Dataset excerpts

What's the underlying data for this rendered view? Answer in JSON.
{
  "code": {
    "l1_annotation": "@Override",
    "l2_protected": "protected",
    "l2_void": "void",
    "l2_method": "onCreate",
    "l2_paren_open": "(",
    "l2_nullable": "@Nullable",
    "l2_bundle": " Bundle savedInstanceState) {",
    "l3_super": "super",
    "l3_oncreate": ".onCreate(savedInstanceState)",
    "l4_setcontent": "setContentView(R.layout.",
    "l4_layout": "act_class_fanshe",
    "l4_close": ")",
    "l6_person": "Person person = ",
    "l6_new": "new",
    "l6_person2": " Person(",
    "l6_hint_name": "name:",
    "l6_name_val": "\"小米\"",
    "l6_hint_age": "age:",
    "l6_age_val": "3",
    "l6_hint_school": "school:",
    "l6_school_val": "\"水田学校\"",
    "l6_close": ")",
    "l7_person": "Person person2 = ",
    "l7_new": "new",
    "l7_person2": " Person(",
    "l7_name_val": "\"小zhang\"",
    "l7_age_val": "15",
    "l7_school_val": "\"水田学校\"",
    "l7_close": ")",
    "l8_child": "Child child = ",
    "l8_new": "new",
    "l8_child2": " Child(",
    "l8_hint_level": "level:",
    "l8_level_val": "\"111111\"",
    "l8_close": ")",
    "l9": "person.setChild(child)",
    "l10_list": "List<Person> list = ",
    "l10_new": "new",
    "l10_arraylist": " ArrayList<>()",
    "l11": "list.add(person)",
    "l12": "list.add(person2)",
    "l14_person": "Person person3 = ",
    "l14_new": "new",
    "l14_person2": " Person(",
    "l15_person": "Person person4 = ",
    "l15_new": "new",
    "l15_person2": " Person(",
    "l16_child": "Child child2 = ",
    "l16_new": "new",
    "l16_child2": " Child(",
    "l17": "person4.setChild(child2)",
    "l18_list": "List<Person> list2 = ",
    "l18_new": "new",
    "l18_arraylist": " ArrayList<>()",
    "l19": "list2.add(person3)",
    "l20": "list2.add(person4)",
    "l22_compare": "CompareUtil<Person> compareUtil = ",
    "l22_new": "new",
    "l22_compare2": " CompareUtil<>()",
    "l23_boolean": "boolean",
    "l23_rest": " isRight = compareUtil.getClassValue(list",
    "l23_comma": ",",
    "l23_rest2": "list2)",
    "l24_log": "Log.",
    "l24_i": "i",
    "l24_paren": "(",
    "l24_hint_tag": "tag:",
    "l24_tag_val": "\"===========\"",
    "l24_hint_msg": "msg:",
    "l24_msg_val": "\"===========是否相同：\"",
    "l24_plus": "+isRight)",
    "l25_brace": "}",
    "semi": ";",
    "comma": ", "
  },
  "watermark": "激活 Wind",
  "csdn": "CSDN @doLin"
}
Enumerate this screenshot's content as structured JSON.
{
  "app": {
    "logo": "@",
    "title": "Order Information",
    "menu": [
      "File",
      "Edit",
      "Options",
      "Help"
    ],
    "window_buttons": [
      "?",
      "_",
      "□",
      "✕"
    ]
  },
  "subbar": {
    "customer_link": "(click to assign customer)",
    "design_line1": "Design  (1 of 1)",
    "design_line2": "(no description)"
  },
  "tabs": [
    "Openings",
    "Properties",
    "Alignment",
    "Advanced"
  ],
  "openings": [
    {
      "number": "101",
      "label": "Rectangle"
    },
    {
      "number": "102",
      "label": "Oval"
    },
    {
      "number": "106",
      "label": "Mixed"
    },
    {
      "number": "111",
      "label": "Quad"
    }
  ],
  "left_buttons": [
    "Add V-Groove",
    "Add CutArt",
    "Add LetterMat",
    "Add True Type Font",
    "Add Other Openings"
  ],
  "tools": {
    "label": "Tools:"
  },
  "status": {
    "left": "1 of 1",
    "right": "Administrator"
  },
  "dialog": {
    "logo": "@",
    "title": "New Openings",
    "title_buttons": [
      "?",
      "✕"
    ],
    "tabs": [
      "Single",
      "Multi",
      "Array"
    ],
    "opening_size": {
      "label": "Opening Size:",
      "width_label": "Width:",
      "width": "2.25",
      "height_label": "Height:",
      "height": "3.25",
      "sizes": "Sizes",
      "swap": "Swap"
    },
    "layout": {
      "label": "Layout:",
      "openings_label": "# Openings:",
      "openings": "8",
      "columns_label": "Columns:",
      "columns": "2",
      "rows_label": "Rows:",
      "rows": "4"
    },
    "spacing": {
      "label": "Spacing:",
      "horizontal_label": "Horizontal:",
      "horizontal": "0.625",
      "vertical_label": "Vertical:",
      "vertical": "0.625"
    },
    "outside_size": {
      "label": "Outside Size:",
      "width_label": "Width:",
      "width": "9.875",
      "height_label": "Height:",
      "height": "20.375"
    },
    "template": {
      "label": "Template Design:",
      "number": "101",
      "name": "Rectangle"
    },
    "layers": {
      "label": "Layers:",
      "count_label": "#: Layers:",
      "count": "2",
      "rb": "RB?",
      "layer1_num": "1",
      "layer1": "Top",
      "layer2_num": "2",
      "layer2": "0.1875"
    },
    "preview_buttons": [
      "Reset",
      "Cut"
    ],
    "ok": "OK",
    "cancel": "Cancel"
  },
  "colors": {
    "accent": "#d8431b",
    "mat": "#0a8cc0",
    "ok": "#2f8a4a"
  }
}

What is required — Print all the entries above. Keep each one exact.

Response —
What's the underlying data for this rendered view? Answer in JSON.
{
  "code": {
    "l1_annotation": "@Override",
    "l2_protected": "protected",
    "l2_void": "void",
    "l2_method": "onCreate",
    "l2_paren_open": "(",
    "l2_nullable": "@Nullable",
    "l2_bundle": " Bundle savedInstanceState) {",
    "l3_super": "super",
    "l3_oncreate": ".onCreate(savedInstanceState)",
    "l4_setcontent": "setContentView(R.layout.",
    "l4_layout": "act_class_fanshe",
    "l4_close": ")",
    "l6_person": "Person person = ",
    "l6_new": "new",
    "l6_person2": " Person(",
    "l6_hint_name": "name:",
    "l6_name_val": "\"小米\"",
    "l6_hint_age": "age:",
    "l6_age_val": "3",
    "l6_hint_school": "school:",
    "l6_school_val": "\"水田学校\"",
    "l6_close": ")",
    "l7_person": "Person person2 = ",
    "l7_new": "new",
    "l7_person2": " Person(",
    "l7_name_val": "\"小zhang\"",
    "l7_age_val": "15",
    "l7_school_val": "\"水田学校\"",
    "l7_close": ")",
    "l8_child": "Child child = ",
    "l8_new": "new",
    "l8_child2": " Child(",
    "l8_hint_level": "level:",
    "l8_level_val": "\"111111\"",
    "l8_close": ")",
    "l9": "person.setChild(child)",
    "l10_list": "List<Person> list = ",
    "l10_new": "new",
    "l10_arraylist": " ArrayList<>()",
    "l11": "list.add(person)",
    "l12": "list.add(person2)",
    "l14_person": "Person person3 = ",
    "l14_new": "new",
    "l14_person2": " Person(",
    "l15_person": "Person person4 = ",
    "l15_new": "new",
    "l15_person2": " Person(",
    "l16_child": "Child child2 = ",
    "l16_new": "new",
    "l16_child2": " Child(",
    "l17": "person4.setChild(child2)",
    "l18_list": "List<Person> list2 = ",
    "l18_new": "new",
    "l18_arraylist": " ArrayList<>()",
    "l19": "list2.add(person3)",
    "l20": "list2.add(person4)",
    "l22_compare": "CompareUtil<Person> compareUtil = ",
    "l22_new": "new",
    "l22_compare2": " CompareUtil<>()",
    "l23_boolean": "boolean",
    "l23_rest": " isRight = compareUtil.getClassValue(list",
    "l23_comma": ",",
    "l23_rest2": "list2)",
    "l24_log": "Log.",
    "l24_i": "i",
    "l24_paren": "(",
    "l24_hint_tag": "tag:",
    "l24_tag_val": "\"===========\"",
    "l24_hint_msg": "msg:",
    "l24_msg_val": "\"===========是否相同：\"",
    "l24_plus": "+isRight)",
    "l25_brace": "}",
    "semi": ";",
    "comma": ", "
  },
  "watermark": "激活 Wind",
  "csdn": "CSDN @doLin"
}
Enumerate this screenshot's content as structured JSON.
{
  "app": {
    "logo": "@",
    "title": "Order Information",
    "menu": [
      "File",
      "Edit",
      "Options",
      "Help"
    ],
    "window_buttons": [
      "?",
      "_",
      "□",
      "✕"
    ]
  },
  "subbar": {
    "customer_link": "(click to assign customer)",
    "design_line1": "Design  (1 of 1)",
    "design_line2": "(no description)"
  },
  "tabs": [
    "Openings",
    "Properties",
    "Alignment",
    "Advanced"
  ],
  "openings": [
    {
      "number": "101",
      "label": "Rectangle"
    },
    {
      "number": "102",
      "label": "Oval"
    },
    {
      "number": "106",
      "label": "Mixed"
    },
    {
      "number": "111",
      "label": "Quad"
    }
  ],
  "left_buttons": [
    "Add V-Groove",
    "Add CutArt",
    "Add LetterMat",
    "Add True Type Font",
    "Add Other Openings"
  ],
  "tools": {
    "label": "Tools:"
  },
  "status": {
    "left": "1 of 1",
    "right": "Administrator"
  },
  "dialog": {
    "logo": "@",
    "title": "New Openings",
    "title_buttons": [
      "?",
      "✕"
    ],
    "tabs": [
      "Single",
      "Multi",
      "Array"
    ],
    "opening_size": {
      "label": "Opening Size:",
      "width_label": "Width:",
      "width": "2.25",
      "height_label": "Height:",
      "height": "3.25",
      "sizes": "Sizes",
      "swap": "Swap"
    },
    "layout": {
      "label": "Layout:",
      "openings_label": "# Openings:",
      "openings": "8",
      "columns_label": "Columns:",
      "columns": "2",
      "rows_label": "Rows:",
      "rows": "4"
    },
    "spacing": {
      "label": "Spacing:",
      "horizontal_label": "Horizontal:",
      "horizontal": "0.625",
      "vertical_label": "Vertical:",
      "vertical": "0.625"
    },
    "outside_size": {
      "label": "Outside Size:",
      "width_label": "Width:",
      "width": "9.875",
      "height_label": "Height:",
      "height": "20.375"
    },
    "template": {
      "label": "Template Design:",
      "number": "101",
      "name": "Rectangle"
    },
    "layers": {
      "label": "Layers:",
      "count_label": "#: Layers:",
      "count": "2",
      "rb": "RB?",
      "layer1_num": "1",
      "layer1": "Top",
      "layer2_num": "2",
      "layer2": "0.1875"
    },
    "preview_buttons": [
      "Reset",
      "Cut"
    ],
    "ok": "OK",
    "cancel": "Cancel"
  },
  "colors": {
    "accent": "#d8431b",
    "mat": "#0a8cc0",
    "ok": "#2f8a4a"
  }
}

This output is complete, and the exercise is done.